Task directions
Restate the records below word for word.

Task input
────

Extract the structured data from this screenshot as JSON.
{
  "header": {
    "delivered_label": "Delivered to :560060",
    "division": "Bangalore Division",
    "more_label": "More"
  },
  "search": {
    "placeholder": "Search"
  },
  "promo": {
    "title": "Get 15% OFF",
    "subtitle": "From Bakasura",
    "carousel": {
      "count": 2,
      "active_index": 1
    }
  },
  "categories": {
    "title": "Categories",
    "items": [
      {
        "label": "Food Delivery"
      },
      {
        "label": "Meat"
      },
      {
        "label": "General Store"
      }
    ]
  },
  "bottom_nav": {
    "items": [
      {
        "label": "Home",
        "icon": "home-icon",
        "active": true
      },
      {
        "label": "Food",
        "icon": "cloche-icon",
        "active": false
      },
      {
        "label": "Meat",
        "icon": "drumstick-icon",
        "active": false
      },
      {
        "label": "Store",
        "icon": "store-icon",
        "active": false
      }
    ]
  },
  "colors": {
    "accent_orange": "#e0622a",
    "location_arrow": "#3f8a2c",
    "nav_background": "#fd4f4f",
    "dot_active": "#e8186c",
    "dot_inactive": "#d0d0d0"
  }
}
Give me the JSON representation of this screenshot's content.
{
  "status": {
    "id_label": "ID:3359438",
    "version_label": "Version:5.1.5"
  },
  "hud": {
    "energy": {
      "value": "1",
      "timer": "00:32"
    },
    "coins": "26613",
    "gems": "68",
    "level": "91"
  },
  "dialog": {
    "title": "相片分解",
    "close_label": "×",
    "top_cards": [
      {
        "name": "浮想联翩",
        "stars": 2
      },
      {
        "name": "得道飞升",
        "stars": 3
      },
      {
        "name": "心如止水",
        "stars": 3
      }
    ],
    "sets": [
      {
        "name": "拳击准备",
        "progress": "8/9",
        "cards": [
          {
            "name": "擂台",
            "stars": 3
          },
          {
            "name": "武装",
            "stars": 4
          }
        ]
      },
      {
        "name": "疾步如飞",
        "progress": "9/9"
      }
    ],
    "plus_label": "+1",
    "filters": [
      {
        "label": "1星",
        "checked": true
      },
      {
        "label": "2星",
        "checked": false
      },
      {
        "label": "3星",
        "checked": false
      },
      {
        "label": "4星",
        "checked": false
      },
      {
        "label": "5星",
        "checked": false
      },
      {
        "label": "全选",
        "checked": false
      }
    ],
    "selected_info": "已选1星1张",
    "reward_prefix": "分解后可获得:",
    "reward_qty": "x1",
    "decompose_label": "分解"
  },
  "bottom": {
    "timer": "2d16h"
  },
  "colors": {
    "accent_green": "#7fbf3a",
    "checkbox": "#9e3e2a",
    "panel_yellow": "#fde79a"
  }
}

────

Task solution
Extract the structured data from this screenshot as JSON.
{
  "header": {
    "delivered_label": "Delivered to :560060",
    "division": "Bangalore Division",
    "more_label": "More"
  },
  "search": {
    "placeholder": "Search"
  },
  "promo": {
    "title": "Get 15% OFF",
    "subtitle": "From Bakasura",
    "carousel": {
      "count": 2,
      "active_index": 1
    }
  },
  "categories": {
    "title": "Categories",
    "items": [
      {
        "label": "Food Delivery"
      },
      {
        "label": "Meat"
      },
      {
        "label": "General Store"
      }
    ]
  },
  "bottom_nav": {
    "items": [
      {
        "label": "Home",
        "icon": "home-icon",
        "active": true
      },
      {
        "label": "Food",
        "icon": "cloche-icon",
        "active": false
      },
      {
        "label": "Meat",
        "icon": "drumstick-icon",
        "active": false
      },
      {
        "label": "Store",
        "icon": "store-icon",
        "active": false
      }
    ]
  },
  "colors": {
    "accent_orange": "#e0622a",
    "location_arrow": "#3f8a2c",
    "nav_background": "#fd4f4f",
    "dot_active": "#e8186c",
    "dot_inactive": "#d0d0d0"
  }
}
Give me the JSON representation of this screenshot's content.
{
  "status": {
    "id_label": "ID:3359438",
    "version_label": "Version:5.1.5"
  },
  "hud": {
    "energy": {
      "value": "1",
      "timer": "00:32"
    },
    "coins": "26613",
    "gems": "68",
    "level": "91"
  },
  "dialog": {
    "title": "相片分解",
    "close_label": "×",
    "top_cards": [
      {
        "name": "浮想联翩",
        "stars": 2
      },
      {
        "name": "得道飞升",
        "stars": 3
      },
      {
        "name": "心如止水",
        "stars": 3
      }
    ],
    "sets": [
      {
        "name": "拳击准备",
        "progress": "8/9",
        "cards": [
          {
            "name": "擂台",
            "stars": 3
          },
          {
            "name": "武装",
            "stars": 4
          }
        ]
      },
      {
        "name": "疾步如飞",
        "progress": "9/9"
      }
    ],
    "plus_label": "+1",
    "filters": [
      {
        "label": "1星",
        "checked": true
      },
      {
        "label": "2星",
        "checked": false
      },
      {
        "label": "3星",
        "checked": false
      },
      {
        "label": "4星",
        "checked": false
      },
      {
        "label": "5星",
        "checked": false
      },
      {
        "label": "全选",
        "checked": false
      }
    ],
    "selected_info": "已选1星1张",
    "reward_prefix": "分解后可获得:",
    "reward_qty": "x1",
    "decompose_label": "分解"
  },
  "bottom": {
    "timer": "2d16h"
  },
  "colors": {
    "accent_green": "#7fbf3a",
    "checkbox": "#9e3e2a",
    "panel_yellow": "#fde79a"
  }
}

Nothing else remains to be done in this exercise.